since 1510 until the discovery of the wreck in 2010.

Consequently, Ritania violated international law when it sent patrol vessels to the site of the wreck.
Under Article 58(3) of the UNCLOS, In exercising their rights and performing their duties in the EEZ, States shall have
due regard to the rights and duties of the coastal State and shall comply with the laws and regulations adopted by the
coastal State in accordance with the provisions of this Convention and other rules of international law
The wreck was found within 80nm from Amalean coastline, within its EEZ. Being the coastal state, Amalea has the right
under Article 10 of the 2001 UNESCO Convention for the Protection of Underwater Cultural Heritage to prohibit any
activity directed at underwater cultural heritage to prevent interference with its sovereign rights and jurisdiction as
provided for by international law.
The same convention defines UCH to mean all traces of human existence with archaeological, cultural or historical
character and have been submerged underwater for at least 100 years. It includes vessels and their cargo.
The Cargast has been recognized as the first of a standard model of Amalean schooners. It embodies Amalean navigation
history at a time when privateers were hailed as patriots of their nation. Having been submerged for almost 500 years, the
Cargast is an underwater cultural heritage entitled to protection.
Ritania also violated the 1989 International Convention on Salvagei
Article 9 of the said convention gives the Coastal State the right to give directions to salvage operations. Article 6(2) gives
authority to the vessel owner to conclude salvage contracts on behalf of the owner of the property onboard the vessel.
As coastal state and owner of the vessel, Amalea was solely entitled to authorize any activites involving the same.
Therefore, the deployment of patrol vessels to Amaleas EEZ without the latters consent and despite its express objection,
Ritania violated international law.

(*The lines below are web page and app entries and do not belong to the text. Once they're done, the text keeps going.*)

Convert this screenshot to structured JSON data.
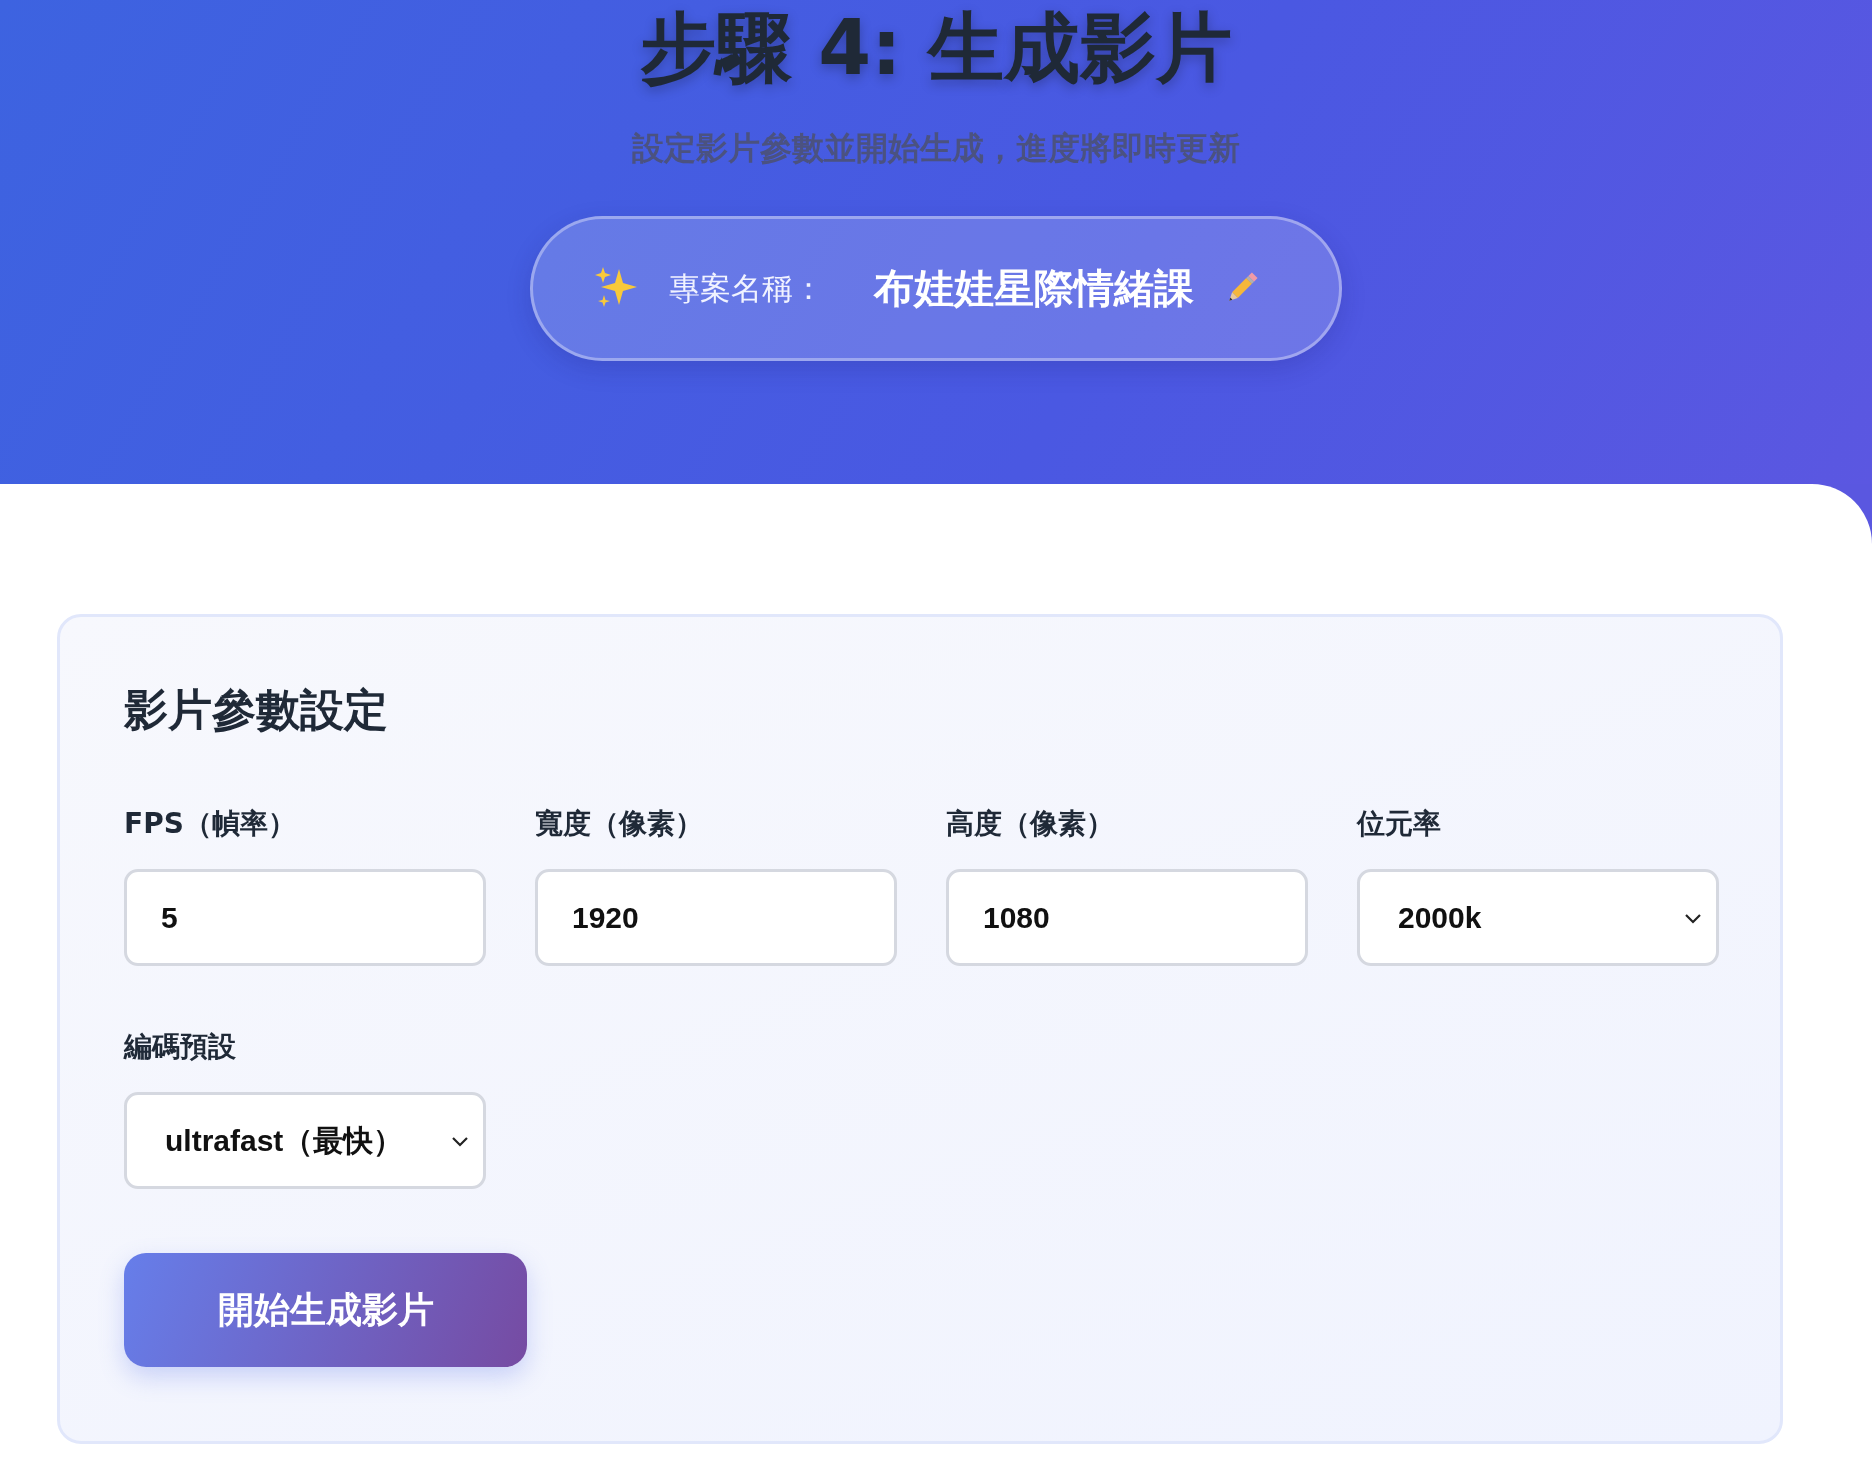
{
  "header": {
    "title": "步驟 4: 生成影片",
    "subtitle": "設定影片參數並開始生成，進度將即時更新",
    "project": {
      "label": "專案名稱：",
      "name": "布娃娃星際情緒課"
    }
  },
  "settings": {
    "title": "影片參數設定",
    "fields": [
      {
        "kind": "input",
        "label": "FPS（幀率）",
        "value": "5"
      },
      {
        "kind": "input",
        "label": "寬度（像素）",
        "value": "1920"
      },
      {
        "kind": "input",
        "label": "高度（像素）",
        "value": "1080"
      },
      {
        "kind": "select",
        "label": "位元率",
        "value": "2000k"
      },
      {
        "kind": "select",
        "label": "編碼預設",
        "value": "ultrafast（最快）"
      }
    ],
    "button": "開始生成影片"
  }
}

Mr. President, your excellencies, it is respectfully submitted that:


Ritania violated the UNCLOS and the general principle of pacta sunt servana with respect to the development of the
Excelsior Island; therefore Amalea is entitled to compensation for economic losses as embodied in the UNCLOS and
in the Draft Articles on the Responsibility of States for Internationally Wrongful Acts;
AND
By its deployment of patrol vessels to the site of the wreck, Ritania violated the UNCLOS, the UNESCO Convention for
the Protection of UCH and the International Convention on Salvage.
If this court no longer needs my assistance, I would like to yield the podium to my co-agent Leofe Sagolili.
MAY IT PLEASE THE COURT!